Thank you for all your concern, love and care. I spoke with Kathy Boyer and Randy Rechs, and all reports indicate Dick and Rick Hoyt and all 2013 Hoyt Foundation team members and their families are safe.
Further, I spoke with Pat Lynch from the John Hancock team and he assures me that all my fellow elite runners are OK.
The loving atmosphere of this beautiful race is still too near and dear to me to say more. Please stay calm and be strong. Much love to you all.
Copyright 2013 by Uta Pippig. All Rights Reserved.
You have prepared well and trained so hard for your marathon. Now you can look forward to rewarding yourself very soon with a “Day of Celebration” you will never forget. Keep a “Cool Focus.” And I hope you will not only have a wonderful race, but also one of the most memorable experiences of your life.

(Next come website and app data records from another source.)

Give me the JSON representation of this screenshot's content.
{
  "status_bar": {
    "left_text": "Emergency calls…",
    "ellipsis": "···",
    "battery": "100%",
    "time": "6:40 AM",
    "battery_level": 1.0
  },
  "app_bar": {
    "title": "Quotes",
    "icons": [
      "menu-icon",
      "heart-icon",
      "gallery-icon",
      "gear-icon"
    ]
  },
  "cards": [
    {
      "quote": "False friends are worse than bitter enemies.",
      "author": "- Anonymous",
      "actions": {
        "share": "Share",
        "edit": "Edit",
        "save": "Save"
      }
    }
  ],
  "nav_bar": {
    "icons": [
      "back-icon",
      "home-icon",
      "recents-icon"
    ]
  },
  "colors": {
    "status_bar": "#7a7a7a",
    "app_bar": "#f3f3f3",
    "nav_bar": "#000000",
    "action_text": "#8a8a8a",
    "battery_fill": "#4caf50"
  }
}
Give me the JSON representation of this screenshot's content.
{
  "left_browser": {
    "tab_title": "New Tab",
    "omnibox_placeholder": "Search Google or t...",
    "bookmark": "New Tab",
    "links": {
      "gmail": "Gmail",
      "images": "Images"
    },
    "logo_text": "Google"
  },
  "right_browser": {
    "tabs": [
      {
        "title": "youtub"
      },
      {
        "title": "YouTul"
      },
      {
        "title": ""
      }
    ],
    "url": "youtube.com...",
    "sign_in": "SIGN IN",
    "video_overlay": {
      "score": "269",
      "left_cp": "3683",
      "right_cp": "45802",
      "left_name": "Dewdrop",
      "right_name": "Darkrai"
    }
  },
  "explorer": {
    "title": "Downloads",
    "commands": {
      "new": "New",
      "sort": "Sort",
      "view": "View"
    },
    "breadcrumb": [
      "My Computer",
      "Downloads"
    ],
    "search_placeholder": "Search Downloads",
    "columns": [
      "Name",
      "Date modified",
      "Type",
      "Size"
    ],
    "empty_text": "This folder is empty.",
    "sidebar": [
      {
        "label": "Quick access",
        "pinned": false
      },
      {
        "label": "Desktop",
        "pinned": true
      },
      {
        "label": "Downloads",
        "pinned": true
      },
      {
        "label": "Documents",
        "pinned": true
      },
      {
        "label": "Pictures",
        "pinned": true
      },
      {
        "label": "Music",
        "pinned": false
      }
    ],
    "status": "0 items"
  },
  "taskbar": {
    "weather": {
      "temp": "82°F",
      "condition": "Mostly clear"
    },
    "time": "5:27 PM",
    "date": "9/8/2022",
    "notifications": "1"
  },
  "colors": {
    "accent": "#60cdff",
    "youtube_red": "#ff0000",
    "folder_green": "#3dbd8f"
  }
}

You are finally in your “tapering” period and counting down to the marathon. Time to build your “cool focus” by running shorter distances faster. Tapering allows your body and mind to recover properly so that you are the best you can be on YOUR Marathon Day.
The most effective approach for tackling the Boston Marathon course is to stay relaxed within your own unique stride and cadence. The frequent alternation of uphill, downhill, and flat sections will tempt you to break from your pre-race strategy and training, but you will have more success if you stay with your plan.
Nutrition: A Vital Element of Your Marathon Preparation. Part II—Post-Exercise Nutritional Routine and Hydration
A well-planned and nutritious post-exercise routine will help speed up your recovery after working out and give back important nutrients your muscles devour during strenuous activity. Also, be sure to hydrate well before, during, and right after your workout—especially during and after your longer runs.
You are almost there—and the upcoming weeks will partly determine how well you run in your race. I hope you can stay focused and take advantage of your training during this second build-up period, with the highest mileage and your longest runs, so you can be best prepared for your marathon.
The overall approach of staying healthy combined with the ability to listen to your body and learning to understand the signs it gives you, will help you to determine the make-up of your next workout and to be the best you can be. But what are those signs our body would like to tell us? And how can we listen cautiously?